== WHAT YOU NEED TO DO ==
Exact copies of all the lines below are required, with the pictures omitted.

-.-.-

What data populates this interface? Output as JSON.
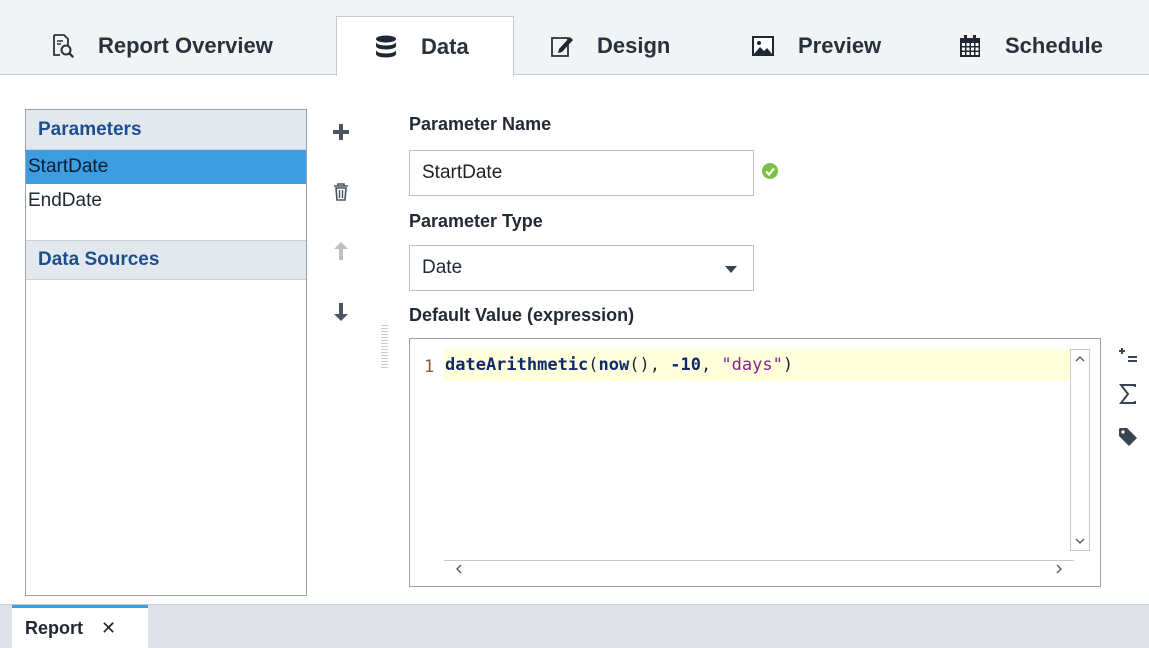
{
  "tabs": [
    {
      "label": "Report Overview",
      "icon": "search-document-icon"
    },
    {
      "label": "Data",
      "icon": "database-icon",
      "active": true
    },
    {
      "label": "Design",
      "icon": "design-pencil-icon"
    },
    {
      "label": "Preview",
      "icon": "image-icon"
    },
    {
      "label": "Schedule",
      "icon": "calendar-icon"
    }
  ],
  "left_panel": {
    "parameters_header": "Parameters",
    "parameters": [
      "StartDate",
      "EndDate"
    ],
    "selected_parameter": "StartDate",
    "data_sources_header": "Data Sources"
  },
  "toolbar": {
    "add_icon": "plus-icon",
    "delete_icon": "trash-icon",
    "move_up_icon": "arrow-up-icon",
    "move_down_icon": "arrow-down-icon"
  },
  "form": {
    "name_label": "Parameter Name",
    "name_value": "StartDate",
    "type_label": "Parameter Type",
    "type_value": "Date",
    "default_label": "Default Value (expression)"
  },
  "editor": {
    "line_number": "1",
    "code": {
      "fn1": "dateArithmetic",
      "p1": "(",
      "fn2": "now",
      "p2": "(), ",
      "num": "-10",
      "p3": ", ",
      "str": "\"days\"",
      "p4": ")"
    }
  },
  "editor_tools": {
    "insert_property_icon": "insert-property-icon",
    "functions_icon": "sigma-icon",
    "tag_icon": "tag-icon"
  },
  "bottom_tab": {
    "label": "Report",
    "close": "✕"
  },
  "colors": {
    "selection": "#3c9ee0",
    "section_header_text": "#1c4f8f",
    "valid_green": "#7ac143",
    "current_line": "#ffffdc"
  }
}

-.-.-

== EXPECTED OUTPUT ==
What data populates this interface? Output as JSON.
{
  "tabs": [
    {
      "label": "Report Overview",
      "icon": "search-document-icon"
    },
    {
      "label": "Data",
      "icon": "database-icon",
      "active": true
    },
    {
      "label": "Design",
      "icon": "design-pencil-icon"
    },
    {
      "label": "Preview",
      "icon": "image-icon"
    },
    {
      "label": "Schedule",
      "icon": "calendar-icon"
    }
  ],
  "left_panel": {
    "parameters_header": "Parameters",
    "parameters": [
      "StartDate",
      "EndDate"
    ],
    "selected_parameter": "StartDate",
    "data_sources_header": "Data Sources"
  },
  "toolbar": {
    "add_icon": "plus-icon",
    "delete_icon": "trash-icon",
    "move_up_icon": "arrow-up-icon",
    "move_down_icon": "arrow-down-icon"
  },
  "form": {
    "name_label": "Parameter Name",
    "name_value": "StartDate",
    "type_label": "Parameter Type",
    "type_value": "Date",
    "default_label": "Default Value (expression)"
  },
  "editor": {
    "line_number": "1",
    "code": {
      "fn1": "dateArithmetic",
      "p1": "(",
      "fn2": "now",
      "p2": "(), ",
      "num": "-10",
      "p3": ", ",
      "str": "\"days\"",
      "p4": ")"
    }
  },
  "editor_tools": {
    "insert_property_icon": "insert-property-icon",
    "functions_icon": "sigma-icon",
    "tag_icon": "tag-icon"
  },
  "bottom_tab": {
    "label": "Report",
    "close": "✕"
  },
  "colors": {
    "selection": "#3c9ee0",
    "section_header_text": "#1c4f8f",
    "valid_green": "#7ac143",
    "current_line": "#ffffdc"
  }
}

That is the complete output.